UNB takes lead in going green
In eliminating almost 50,000 tons of carbon dioxide, the same as planting four million mature trees, the University of New Brunswick’s energy management program has saved more than money; it has helped save the environment.
Committed to cutting its CO2 footprint by 30 percent come 2016, UNB is currently on track to exceed that goal says Tim Cross, the university’s energy coordinator.
With support from the university, Energy Manager Tom Gilmore, responsible for the Central Heating Plant as well as the Energy Management Program, says it’s not a cost UNB’s stakeholders
are incurring because everything has a cost avoidance built into it.
The university is spending the money up front on energy projects, but they’re seeing that
money come back in energy savings through what we pay for water, steam, or just our electricity bill,” says Gilmore.
UNB is ‘going green’ in other ways too. Besides its effective energy management program, UNB has developed a waste diversion program, which to date has offset 1020 metric tons of CO2 – the equivalent of taking 196 cars off the road.
“We aim to do everything green – we plant trees, shrubs, we don’t use pesticide or fertilizers, green cleaning products, we recycle and we divert waste,” says Steve Hampsey, UNB’s buildings and ground operations supervisor. “Everything is available ‘green’, as they call it. Eco loco certified, green seal certified, we even use corn-oil based additives in our diesel for fuel efficiency.”
The building envelope
The current phase of UNB’s energy efficiency program focuses on updating buildings on campus to make them more environmentally friendly and energy efficient.
“It’s a whole-building approach to energy efficiency,” says Cross. “Example technologies that are being employed would be heat recovery, LED lighting, low-flow water fixtures, digital control systems, and innovative operations that make things work smarter.”
As sitting members of the Atlantic Universities and Colleges Sustainability Network (AUCSN), Gilmore and Cross attend meetings bi-annually to discuss opportunities available to UNB, and to seek out means of collaborating with other universities across the Maritimes.
As well, through AUCSN, UNB residences participate in annual residence energy challenges where houses compete against one another to save energy. This is just one of the many ways universities are getting their students directly involved in efforts to ‘go
With 42 university residences across the Maritimes on board – six of which are UNB residences – more than 6,000 students participated in last year’s Energy Reduction Challenge.
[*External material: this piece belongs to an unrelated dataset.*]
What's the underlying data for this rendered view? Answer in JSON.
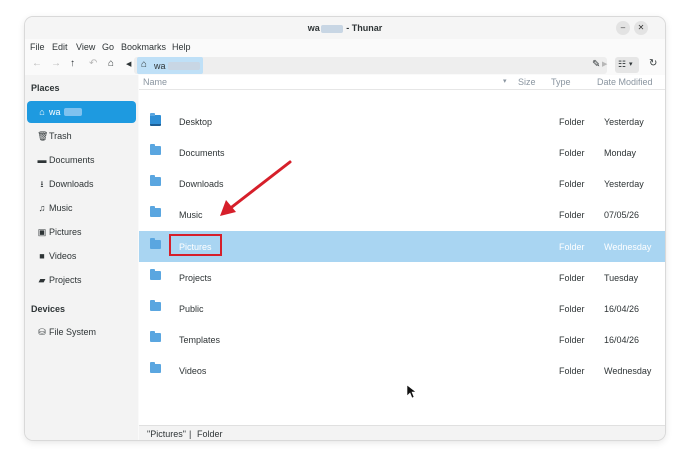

UNB’s Aitken House came out the winner, having reduced the most energy. Their end result was a 24 percent reduction in energy consumption
Student environment coordinators are recruited to lead these initiatives on campus.
“The energy efficiency challenge is probably the best vehicle right now,” says Cross. “The student who was involved last year was wonderful at reaching out to various residences, putting signs up, and getting everybody motivated.”
A greener future
As part of the next phase of their plan, Gilmore and Cross are looking to introduce live-metering in buildings on campus, moving beyond a set duration challenge and giving students and staff daily targets.
“We want to get the word out of actually tying the hardware to the habits of the users, and start identifying opportunities for improvement there,” says Gilmore.
“Once we have the tools we can easily display energy use, and use this information to inform people of their day-to-day habits and where we can make improvements.”
Working with a campus that is 225-years old, old technology and water leaks are a common occurrence. Gilmore says once they are all brought to modern standards, he hopes UNB will be the first university with net-zero buildings, meaning each building consumes no more water or electricity than it can generate itself.
“In short, over the last 16 years, and extending another four years, UNB has committed to just about $14-million worth of energy efficiency projects,” says Gilmore.
“The fact that we have supportive commitment from senior administration, and a forward-thinking energy management committee, we are able to strive as a leader amongst Maritime universities and go beyond the low-hanging fruit of energy efficiency.”
Contributed by Bronté James, Communications and Marketing. Story made possible through UNB Associated Alumni.